- Many health centers received state or federal navigator funding and some experienced reductions in that funding. Funding for outreach and enrollment activities is included in the federal Section 330 grants health centers receive. In addition, about four in ten health centers reported receiving state or federal navigator funding in 2018. Of those, 34% said their funding had been cut compared to the previous year. In response to these funding cuts, nearly a third said they reduced staff and 27% reduced the number of outreach activities.
- Health centers’ support for patients applying for Medicaid remained strong, while assistance with marketplace applications stayed about the same or decreased. Over four in ten health centers said they provided assistance for more new Medicaid applications in calendar year 2017 compared to 2016, and 34% said they helped with more Medicaid renewals. In contrast, less than a quarter of health centers said they helped with more new marketplace applications during the 2018 open enrollment period compared to the 2017 enrollment period, and only 26% said they assisted with more marketplace renewals.
- Health centers are continuing to expand their services and staffing. The most commonly reported increases for services and staffing in the past year were for mental health services and staff, substance use disorder treatment services and staff, chronic care management services, and dental services and staff.
- Most health centers experienced stable or improved financing from key revenue sources in the past year. Nearly half of health centers reported increases in their Medicaid revenue in the past year and an additional 38% reported that their Medicaid revenue did not change. Following the delay in reauthorizing the Community Health Center Fund in 2017, most health centers reported an increase or no change in their federal grant funding in the past year. Importantly, though, about 20% of health centers experienced a decrease in their federal grant funding.
- Health centers reported increasing financial pressure on privately insured patients and lapses in coverage for Medicaid and privately insured patients. More than half of health centers reported increases in insured patients who are unable to afford their cost-sharing payments and deductibles. Roughly a third of health centers reported that the percentage of privately insured and Medicaid/CHIP patients with lapses in coverage also increased compared to last year.

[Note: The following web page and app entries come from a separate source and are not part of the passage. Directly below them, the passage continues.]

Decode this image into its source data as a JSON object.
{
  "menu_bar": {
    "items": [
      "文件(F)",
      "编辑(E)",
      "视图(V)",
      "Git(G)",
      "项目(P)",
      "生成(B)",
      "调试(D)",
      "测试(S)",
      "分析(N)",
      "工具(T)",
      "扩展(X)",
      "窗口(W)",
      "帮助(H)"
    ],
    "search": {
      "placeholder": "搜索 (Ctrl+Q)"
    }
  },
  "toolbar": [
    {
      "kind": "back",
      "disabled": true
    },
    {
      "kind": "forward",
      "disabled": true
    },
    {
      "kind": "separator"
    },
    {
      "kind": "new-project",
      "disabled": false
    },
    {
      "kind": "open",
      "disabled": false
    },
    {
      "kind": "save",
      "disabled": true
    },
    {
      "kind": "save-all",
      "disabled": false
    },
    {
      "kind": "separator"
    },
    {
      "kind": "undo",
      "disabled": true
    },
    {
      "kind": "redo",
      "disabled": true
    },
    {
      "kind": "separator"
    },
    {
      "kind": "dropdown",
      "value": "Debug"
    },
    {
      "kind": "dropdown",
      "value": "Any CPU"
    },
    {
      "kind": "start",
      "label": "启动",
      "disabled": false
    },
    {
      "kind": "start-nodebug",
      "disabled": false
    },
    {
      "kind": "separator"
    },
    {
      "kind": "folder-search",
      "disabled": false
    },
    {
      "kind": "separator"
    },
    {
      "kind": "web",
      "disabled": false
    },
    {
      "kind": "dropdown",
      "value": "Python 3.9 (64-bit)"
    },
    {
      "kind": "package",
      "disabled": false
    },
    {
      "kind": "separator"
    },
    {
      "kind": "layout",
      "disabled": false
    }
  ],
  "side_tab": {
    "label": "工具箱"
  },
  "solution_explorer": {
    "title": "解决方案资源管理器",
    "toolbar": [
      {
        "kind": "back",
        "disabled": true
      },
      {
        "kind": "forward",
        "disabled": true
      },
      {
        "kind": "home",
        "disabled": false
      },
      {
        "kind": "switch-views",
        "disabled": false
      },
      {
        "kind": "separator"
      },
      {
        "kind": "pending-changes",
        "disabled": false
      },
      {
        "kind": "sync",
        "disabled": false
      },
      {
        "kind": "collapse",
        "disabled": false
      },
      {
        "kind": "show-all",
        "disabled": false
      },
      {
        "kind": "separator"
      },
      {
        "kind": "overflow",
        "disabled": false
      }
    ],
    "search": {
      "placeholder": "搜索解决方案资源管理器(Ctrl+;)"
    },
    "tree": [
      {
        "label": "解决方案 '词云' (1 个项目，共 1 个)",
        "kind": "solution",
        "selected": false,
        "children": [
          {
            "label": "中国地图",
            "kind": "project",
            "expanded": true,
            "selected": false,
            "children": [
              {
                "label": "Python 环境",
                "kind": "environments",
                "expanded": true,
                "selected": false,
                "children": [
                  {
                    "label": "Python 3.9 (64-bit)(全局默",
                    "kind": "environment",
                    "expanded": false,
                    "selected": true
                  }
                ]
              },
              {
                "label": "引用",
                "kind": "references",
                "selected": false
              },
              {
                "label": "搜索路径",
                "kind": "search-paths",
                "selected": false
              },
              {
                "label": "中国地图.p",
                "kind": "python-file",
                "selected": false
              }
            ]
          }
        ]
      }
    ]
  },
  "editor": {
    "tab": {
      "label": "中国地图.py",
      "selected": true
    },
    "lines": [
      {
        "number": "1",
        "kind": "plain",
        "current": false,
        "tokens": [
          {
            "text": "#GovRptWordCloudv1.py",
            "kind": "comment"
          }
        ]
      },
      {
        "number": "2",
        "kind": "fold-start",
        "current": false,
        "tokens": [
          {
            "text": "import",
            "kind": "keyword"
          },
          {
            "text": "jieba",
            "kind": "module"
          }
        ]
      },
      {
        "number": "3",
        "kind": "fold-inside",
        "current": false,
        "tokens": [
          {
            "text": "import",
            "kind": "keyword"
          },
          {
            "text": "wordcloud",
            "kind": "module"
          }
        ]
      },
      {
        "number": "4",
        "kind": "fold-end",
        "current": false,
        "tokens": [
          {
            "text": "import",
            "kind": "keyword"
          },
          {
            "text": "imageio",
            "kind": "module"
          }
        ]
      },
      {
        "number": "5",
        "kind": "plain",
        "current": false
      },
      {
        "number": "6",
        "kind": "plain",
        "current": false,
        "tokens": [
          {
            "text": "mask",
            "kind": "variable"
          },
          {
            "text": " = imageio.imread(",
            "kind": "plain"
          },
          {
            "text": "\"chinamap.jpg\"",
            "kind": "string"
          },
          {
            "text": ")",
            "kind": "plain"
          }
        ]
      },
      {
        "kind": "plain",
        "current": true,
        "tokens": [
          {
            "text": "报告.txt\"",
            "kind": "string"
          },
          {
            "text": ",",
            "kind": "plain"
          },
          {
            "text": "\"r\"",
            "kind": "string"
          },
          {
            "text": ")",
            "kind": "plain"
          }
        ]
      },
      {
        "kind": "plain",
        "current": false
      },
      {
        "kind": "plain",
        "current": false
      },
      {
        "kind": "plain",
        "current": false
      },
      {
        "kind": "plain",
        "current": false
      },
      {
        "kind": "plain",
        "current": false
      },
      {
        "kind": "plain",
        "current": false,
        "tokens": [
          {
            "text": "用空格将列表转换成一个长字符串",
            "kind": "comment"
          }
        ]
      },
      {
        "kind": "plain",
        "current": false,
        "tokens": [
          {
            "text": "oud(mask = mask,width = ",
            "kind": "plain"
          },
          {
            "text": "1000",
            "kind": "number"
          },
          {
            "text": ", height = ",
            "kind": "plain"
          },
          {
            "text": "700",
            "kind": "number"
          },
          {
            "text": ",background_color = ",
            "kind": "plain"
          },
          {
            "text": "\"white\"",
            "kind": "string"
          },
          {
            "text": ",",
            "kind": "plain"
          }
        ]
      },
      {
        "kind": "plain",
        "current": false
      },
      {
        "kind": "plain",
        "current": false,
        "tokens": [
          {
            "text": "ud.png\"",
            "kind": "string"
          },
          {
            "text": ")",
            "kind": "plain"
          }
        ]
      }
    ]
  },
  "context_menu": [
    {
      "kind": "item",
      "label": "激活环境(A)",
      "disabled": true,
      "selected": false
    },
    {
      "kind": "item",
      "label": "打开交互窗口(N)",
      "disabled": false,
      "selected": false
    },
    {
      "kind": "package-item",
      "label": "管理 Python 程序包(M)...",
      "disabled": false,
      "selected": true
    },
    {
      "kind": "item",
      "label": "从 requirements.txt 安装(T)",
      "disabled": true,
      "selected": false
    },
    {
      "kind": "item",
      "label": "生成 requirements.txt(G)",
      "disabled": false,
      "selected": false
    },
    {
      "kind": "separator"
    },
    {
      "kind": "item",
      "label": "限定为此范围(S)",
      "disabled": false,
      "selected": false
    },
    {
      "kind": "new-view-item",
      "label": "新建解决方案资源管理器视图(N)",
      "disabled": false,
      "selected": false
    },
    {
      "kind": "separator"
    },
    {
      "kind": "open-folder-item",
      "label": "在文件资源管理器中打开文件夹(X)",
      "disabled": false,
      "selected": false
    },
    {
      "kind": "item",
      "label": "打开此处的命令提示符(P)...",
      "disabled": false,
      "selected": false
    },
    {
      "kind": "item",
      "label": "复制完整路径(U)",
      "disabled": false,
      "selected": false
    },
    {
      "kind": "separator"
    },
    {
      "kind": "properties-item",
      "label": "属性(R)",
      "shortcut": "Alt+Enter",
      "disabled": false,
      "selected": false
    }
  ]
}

- Workforce recruitment, inadequate physical space, and insufficient grant funding are top challenges for health centers. Workforce recruitment is a consistent challenge for health centers and was ranked as a top-three challenge by nearly six in ten health centers. Other commonly-reported top-three challenges were inadequate physical space (36%) and insufficient grant funding (32%) and, among health centers in non-expansion states, high numbers of uninsured patients (42%).